TASK DIRECTIONS: Set every entry down again precisely.
--- MATERIAL TO PROCESS Enclosed Below ---
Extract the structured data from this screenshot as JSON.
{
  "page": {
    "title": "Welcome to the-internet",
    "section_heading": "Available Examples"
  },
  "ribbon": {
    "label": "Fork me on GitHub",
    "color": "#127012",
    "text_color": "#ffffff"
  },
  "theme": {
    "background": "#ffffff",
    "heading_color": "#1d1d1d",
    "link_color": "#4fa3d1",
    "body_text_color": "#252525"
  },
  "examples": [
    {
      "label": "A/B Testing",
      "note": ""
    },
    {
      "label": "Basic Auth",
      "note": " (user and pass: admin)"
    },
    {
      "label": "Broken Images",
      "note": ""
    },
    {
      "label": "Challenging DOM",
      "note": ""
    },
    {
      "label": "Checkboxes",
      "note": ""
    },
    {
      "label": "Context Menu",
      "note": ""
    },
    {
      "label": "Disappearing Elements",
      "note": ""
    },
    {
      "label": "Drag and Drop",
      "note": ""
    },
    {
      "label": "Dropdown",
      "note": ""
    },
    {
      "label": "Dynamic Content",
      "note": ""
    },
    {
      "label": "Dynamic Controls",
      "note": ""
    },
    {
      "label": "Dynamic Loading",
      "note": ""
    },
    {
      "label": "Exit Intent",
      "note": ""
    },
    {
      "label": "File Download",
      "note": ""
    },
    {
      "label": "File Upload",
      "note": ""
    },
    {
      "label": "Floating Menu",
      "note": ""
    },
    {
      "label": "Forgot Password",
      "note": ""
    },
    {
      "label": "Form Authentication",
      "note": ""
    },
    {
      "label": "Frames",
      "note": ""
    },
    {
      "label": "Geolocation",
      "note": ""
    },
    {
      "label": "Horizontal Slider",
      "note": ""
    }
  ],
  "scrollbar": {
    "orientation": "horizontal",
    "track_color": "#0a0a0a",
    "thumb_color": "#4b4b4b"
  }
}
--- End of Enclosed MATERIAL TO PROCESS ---
EXPECTED ANSWER:
Extract the structured data from this screenshot as JSON.
{
  "page": {
    "title": "Welcome to the-internet",
    "section_heading": "Available Examples"
  },
  "ribbon": {
    "label": "Fork me on GitHub",
    "color": "#127012",
    "text_color": "#ffffff"
  },
  "theme": {
    "background": "#ffffff",
    "heading_color": "#1d1d1d",
    "link_color": "#4fa3d1",
    "body_text_color": "#252525"
  },
  "examples": [
    {
      "label": "A/B Testing",
      "note": ""
    },
    {
      "label": "Basic Auth",
      "note": " (user and pass: admin)"
    },
    {
      "label": "Broken Images",
      "note": ""
    },
    {
      "label": "Challenging DOM",
      "note": ""
    },
    {
      "label": "Checkboxes",
      "note": ""
    },
    {
      "label": "Context Menu",
      "note": ""
    },
    {
      "label": "Disappearing Elements",
      "note": ""
    },
    {
      "label": "Drag and Drop",
      "note": ""
    },
    {
      "label": "Dropdown",
      "note": ""
    },
    {
      "label": "Dynamic Content",
      "note": ""
    },
    {
      "label": "Dynamic Controls",
      "note": ""
    },
    {
      "label": "Dynamic Loading",
      "note": ""
    },
    {
      "label": "Exit Intent",
      "note": ""
    },
    {
      "label": "File Download",
      "note": ""
    },
    {
      "label": "File Upload",
      "note": ""
    },
    {
      "label": "Floating Menu",
      "note": ""
    },
    {
      "label": "Forgot Password",
      "note": ""
    },
    {
      "label": "Form Authentication",
      "note": ""
    },
    {
      "label": "Frames",
      "note": ""
    },
    {
      "label": "Geolocation",
      "note": ""
    },
    {
      "label": "Horizontal Slider",
      "note": ""
    }
  ],
  "scrollbar": {
    "orientation": "horizontal",
    "track_color": "#0a0a0a",
    "thumb_color": "#4b4b4b"
  }
}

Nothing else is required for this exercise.